The U1a Complex is an underground laboratory used for subcritical experiments; physics experiments that obtain technical information about the U.S. nuclear weapons stockpile. These experiments support NNSA's Stockpile Stewardship Program, created to maintain the safety and reliability of the U.S. nuclear weapons stockpile. [Download DOE brochure about U1a]
Located 960-feet underground, the U1a laboratory serves as the site for sub-critical experiments. It includes horizontal tunnels, each about one half mile in length, and vertical shafts. The first shaft was U1a. The U1g shaft, which is located about 1,000 feet away, allows for cross ventilation, instrumentation and utility access, and emergency exit. Between 1999 and 2001, the facility was upgraded with the construction of the U1h shaft, to be the primary means of access and egress. It is equipped with a mechanical hoist for the movement of personnel and equipment. The hoist system was installed in 2004.

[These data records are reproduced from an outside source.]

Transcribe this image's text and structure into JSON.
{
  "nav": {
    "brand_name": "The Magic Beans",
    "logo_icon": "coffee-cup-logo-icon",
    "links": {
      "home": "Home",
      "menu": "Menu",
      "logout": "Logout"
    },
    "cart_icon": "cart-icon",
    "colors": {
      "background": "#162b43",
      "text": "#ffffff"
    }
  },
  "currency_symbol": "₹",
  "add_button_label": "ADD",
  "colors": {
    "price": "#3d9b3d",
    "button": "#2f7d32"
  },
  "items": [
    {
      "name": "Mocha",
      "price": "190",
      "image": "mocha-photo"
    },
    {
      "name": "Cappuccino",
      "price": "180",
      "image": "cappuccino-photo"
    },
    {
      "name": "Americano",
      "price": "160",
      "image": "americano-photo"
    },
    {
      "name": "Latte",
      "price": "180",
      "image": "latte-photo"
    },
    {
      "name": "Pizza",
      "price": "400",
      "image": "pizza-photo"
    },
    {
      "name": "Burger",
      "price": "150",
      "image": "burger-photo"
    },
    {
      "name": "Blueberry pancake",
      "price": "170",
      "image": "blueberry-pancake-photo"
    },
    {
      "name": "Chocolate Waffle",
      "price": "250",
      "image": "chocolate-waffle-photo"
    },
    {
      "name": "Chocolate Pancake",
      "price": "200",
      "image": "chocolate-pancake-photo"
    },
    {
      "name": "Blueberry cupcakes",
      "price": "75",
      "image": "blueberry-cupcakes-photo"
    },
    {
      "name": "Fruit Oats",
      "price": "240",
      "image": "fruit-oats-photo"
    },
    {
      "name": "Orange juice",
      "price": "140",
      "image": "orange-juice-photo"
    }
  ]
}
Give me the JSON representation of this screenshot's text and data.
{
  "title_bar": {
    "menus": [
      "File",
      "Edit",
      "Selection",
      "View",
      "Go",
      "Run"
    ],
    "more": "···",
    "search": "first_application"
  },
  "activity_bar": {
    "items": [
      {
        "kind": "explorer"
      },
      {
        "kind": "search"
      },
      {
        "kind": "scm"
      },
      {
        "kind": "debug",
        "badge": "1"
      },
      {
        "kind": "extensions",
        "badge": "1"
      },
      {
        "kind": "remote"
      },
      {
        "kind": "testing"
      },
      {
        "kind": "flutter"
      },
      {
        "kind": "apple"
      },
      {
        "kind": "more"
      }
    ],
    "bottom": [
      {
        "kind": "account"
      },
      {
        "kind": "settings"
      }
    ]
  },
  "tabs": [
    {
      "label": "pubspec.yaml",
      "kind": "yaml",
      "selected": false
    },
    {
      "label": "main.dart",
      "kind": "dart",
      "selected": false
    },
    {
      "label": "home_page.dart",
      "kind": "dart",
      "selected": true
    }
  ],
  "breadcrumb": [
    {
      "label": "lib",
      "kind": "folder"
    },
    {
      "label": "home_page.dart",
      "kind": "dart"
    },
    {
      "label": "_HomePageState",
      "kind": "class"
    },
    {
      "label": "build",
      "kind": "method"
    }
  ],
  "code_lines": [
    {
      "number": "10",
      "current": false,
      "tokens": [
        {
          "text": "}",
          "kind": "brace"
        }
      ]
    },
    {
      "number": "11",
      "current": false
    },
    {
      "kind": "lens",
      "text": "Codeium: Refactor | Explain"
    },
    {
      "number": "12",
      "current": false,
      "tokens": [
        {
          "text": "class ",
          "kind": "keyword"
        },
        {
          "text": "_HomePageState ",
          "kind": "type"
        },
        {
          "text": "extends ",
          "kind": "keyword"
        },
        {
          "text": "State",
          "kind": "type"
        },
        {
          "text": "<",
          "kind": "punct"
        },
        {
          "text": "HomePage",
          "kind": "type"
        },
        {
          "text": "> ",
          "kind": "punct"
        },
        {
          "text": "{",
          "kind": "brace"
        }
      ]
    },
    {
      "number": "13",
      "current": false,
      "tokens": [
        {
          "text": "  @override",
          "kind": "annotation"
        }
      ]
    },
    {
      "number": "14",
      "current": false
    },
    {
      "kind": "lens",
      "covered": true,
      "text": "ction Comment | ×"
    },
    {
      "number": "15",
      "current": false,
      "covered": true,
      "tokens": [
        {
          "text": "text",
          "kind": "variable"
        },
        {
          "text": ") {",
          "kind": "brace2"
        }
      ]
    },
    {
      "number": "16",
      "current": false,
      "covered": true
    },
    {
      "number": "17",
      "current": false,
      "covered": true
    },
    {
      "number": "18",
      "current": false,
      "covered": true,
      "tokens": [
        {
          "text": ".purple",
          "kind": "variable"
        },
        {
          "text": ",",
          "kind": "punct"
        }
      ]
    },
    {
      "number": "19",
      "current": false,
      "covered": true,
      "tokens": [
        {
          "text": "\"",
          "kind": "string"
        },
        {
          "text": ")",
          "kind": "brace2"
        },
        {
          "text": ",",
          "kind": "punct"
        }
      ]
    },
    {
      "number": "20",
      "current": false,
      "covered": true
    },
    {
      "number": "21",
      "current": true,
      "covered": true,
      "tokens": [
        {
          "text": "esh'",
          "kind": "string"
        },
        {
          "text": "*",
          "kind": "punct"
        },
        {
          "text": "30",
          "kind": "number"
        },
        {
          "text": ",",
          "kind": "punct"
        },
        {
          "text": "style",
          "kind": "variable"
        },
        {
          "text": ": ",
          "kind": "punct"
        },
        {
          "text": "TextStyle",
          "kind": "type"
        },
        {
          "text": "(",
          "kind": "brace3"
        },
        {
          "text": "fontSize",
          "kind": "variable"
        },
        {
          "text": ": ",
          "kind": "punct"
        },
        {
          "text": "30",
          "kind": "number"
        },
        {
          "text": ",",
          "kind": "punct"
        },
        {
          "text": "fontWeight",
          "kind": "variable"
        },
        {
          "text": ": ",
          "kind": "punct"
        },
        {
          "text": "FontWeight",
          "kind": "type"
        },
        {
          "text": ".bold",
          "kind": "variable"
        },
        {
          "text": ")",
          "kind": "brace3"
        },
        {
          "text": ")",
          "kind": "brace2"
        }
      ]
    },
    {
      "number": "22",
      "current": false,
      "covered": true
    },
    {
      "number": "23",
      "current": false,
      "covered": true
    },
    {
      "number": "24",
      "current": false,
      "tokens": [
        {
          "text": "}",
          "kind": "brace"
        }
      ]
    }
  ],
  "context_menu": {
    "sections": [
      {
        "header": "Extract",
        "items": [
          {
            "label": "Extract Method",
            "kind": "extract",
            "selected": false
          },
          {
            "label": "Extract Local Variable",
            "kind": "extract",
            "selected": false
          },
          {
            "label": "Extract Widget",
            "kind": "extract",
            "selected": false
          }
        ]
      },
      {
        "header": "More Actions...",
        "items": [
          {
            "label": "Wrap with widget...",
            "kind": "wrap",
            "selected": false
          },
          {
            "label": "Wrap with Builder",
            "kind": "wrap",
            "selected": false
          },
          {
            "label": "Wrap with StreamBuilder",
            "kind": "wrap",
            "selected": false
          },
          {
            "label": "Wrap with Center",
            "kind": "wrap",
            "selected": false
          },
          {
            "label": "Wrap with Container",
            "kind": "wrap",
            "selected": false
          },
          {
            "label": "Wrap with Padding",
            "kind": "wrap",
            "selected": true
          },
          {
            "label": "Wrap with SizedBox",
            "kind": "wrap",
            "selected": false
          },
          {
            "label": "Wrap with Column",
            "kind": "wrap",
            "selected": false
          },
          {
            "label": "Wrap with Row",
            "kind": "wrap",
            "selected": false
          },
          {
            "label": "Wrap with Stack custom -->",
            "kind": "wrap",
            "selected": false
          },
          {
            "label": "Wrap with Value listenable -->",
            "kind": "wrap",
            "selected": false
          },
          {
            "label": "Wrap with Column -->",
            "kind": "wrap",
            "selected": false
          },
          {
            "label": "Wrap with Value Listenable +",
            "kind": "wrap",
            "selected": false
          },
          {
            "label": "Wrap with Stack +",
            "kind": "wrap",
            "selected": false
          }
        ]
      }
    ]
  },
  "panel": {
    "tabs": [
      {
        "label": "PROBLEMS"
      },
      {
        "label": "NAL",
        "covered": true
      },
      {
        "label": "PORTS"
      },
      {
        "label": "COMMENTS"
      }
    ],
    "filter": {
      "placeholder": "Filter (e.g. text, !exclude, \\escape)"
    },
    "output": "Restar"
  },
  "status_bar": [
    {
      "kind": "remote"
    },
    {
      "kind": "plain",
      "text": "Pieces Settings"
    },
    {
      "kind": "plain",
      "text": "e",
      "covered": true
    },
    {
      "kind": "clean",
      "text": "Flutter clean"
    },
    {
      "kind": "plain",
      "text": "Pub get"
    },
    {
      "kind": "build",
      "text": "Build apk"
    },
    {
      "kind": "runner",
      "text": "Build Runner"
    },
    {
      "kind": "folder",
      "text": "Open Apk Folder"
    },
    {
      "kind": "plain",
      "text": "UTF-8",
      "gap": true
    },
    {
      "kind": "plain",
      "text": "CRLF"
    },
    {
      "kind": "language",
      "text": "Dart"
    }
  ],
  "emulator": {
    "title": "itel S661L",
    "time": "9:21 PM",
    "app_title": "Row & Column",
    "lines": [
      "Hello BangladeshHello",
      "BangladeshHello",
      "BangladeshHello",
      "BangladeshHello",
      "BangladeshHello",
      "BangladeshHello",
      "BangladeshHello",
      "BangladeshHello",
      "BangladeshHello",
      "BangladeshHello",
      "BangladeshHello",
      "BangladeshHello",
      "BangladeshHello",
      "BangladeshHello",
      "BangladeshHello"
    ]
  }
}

Subcritical experiments, which use chemical high explosives to generate high pressures on nuclear weapons materials, such as plutonium, create no critical mass, result in no nuclear explosion, and produce no self-sustaining nuclear fission chain reaction. These characteristics are used to justify that subcritical experiments do not violate the nuclear testing moratorium. The most recent subcritical experiment, termed Unicorn, was conducted at 11:00 a.m. on August 30, 2006 by Los Alamos National Laboratory. It was the 23rd subcritical experiment, following Krakatau, which was conducted February 23, 2006.